TigerHeart II: Objectives for the graphics engine

The 3D engine is the largest and most addressed extension of the first “TigerHeart” version. Because it is possible to use it not only for three-dimensional presentation but also for hardware-accelerated flat, 2D drawing the notation will be changed to the more indicative term ‘graphics engine’.
Following characteristics should be achieved:

  1. API base: It must be able to utilize Direct3D and OpenGL for hardware-accelerated display.
  2. Standardization: The objects should be accessible and modifiable independently from the graphics API, which is currently active. So a scene, which is created with DirectX, can be rendered with OpenGL and vice versa and tools and helper functions have to be created only once. Anyway the engine gains specialized interfaces, methods and attributes for particular API functionalities and performance issues.
  3. Object types: There are two major kinds of objects. Displayable ones (like graph nodes and polygon meshes) are unilaterally interdependent, transformable and have got the ability to be rendered and attributes like bounding volumes and a position vector. They use states (like shaders and textures), which are the second kind and on a par, for rendering. Besides octrees will help for culling and collision detection, fonts are being used by text objects to show letters, animations to transform nodes by presets, cameras for view manipulation and light sources for illumination.
  4. Multi-pass: Displayable objects should have the ability to be rendered multiple times using different sets of states. This is important for generating shadows, effects and complex lighting.
  5. Streaming: Rendering operations are stored into buffers, which can be sorted to reduce state changes and to meet other, hardware-dependent conditions for performance increases. These stream buffers can be processed in another thread than the generating one. That way the scenery is being modifiable for the next frame while the previous one is still being drawn.

TigerHeart II: Objectives for the core

The first important step in the planning phase of a new software project is to set the objectives. Here are the ones that should be achieved for the second version of the “TigerHeart” engine core:

  1. Classes and interfaces: C++ classes are accessed externally via interfaces similar to COM. Furthermore methods can be called and attributes can be retrieved and modified using special functions (e.g. for script utilization).
  2. Derivation: It is possible to use existing classes as base for new ones.
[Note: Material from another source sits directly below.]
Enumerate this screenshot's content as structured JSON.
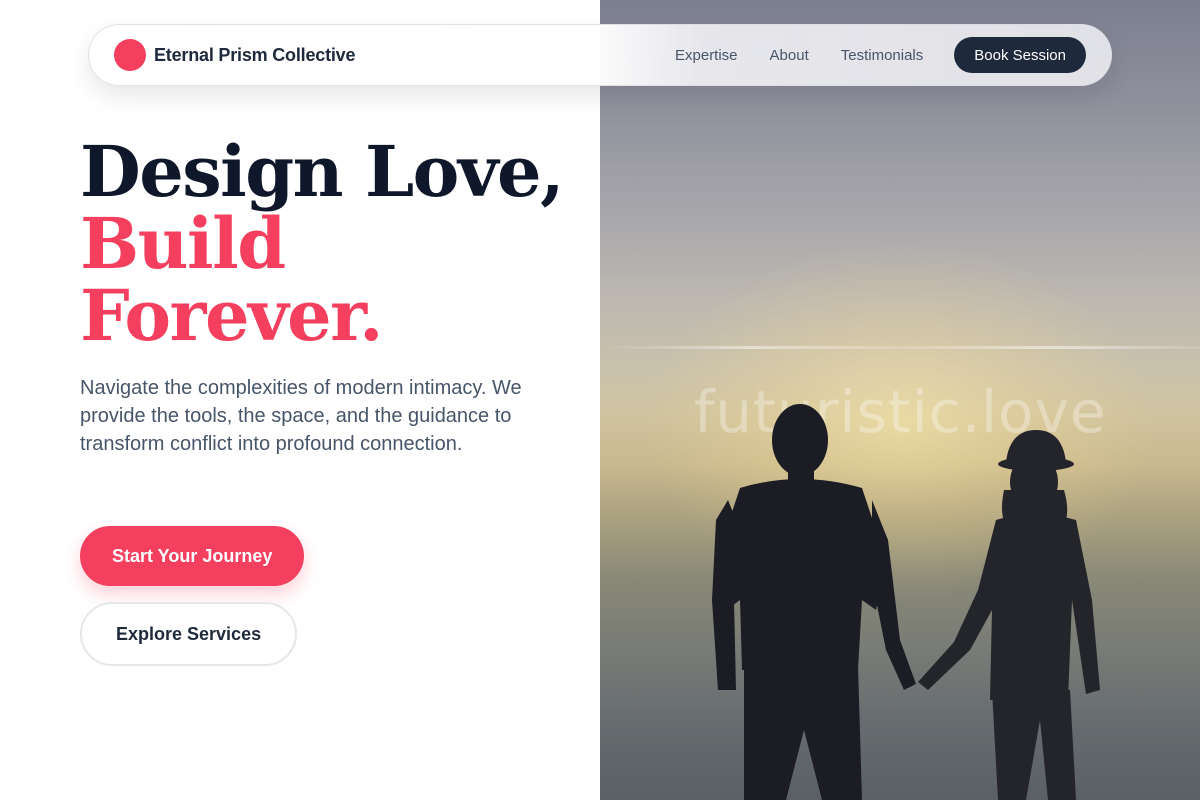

But those extensions should be accessed by non-derived interfaces.
  3. Object and library management: TigerHeart manages object creation from classes, which are provided by static and dynamic libraries.
  4. Data access and storage: Files from directories and archives are loaded and saved using wrappers. Data can be stored into memory and files with a standard interface and compression.
  5. Meta data: Every class is able to retain user-defined attributes.
  6. Design: Construction of functions, classes and interfaces happens in XML files, which are transformed into various header, source code, script files and what ever is needed. These files will be enhanced by own code.
    Maybe the handling is simplified by an editor later.
  7. Threads: There is a native support for processing on multiple cores.
  8. x86 / x64: Code has to be compilable to 32 and 64 bit executables for Microsoft Windows XP and Vista. Compatibility with other platforms is optional.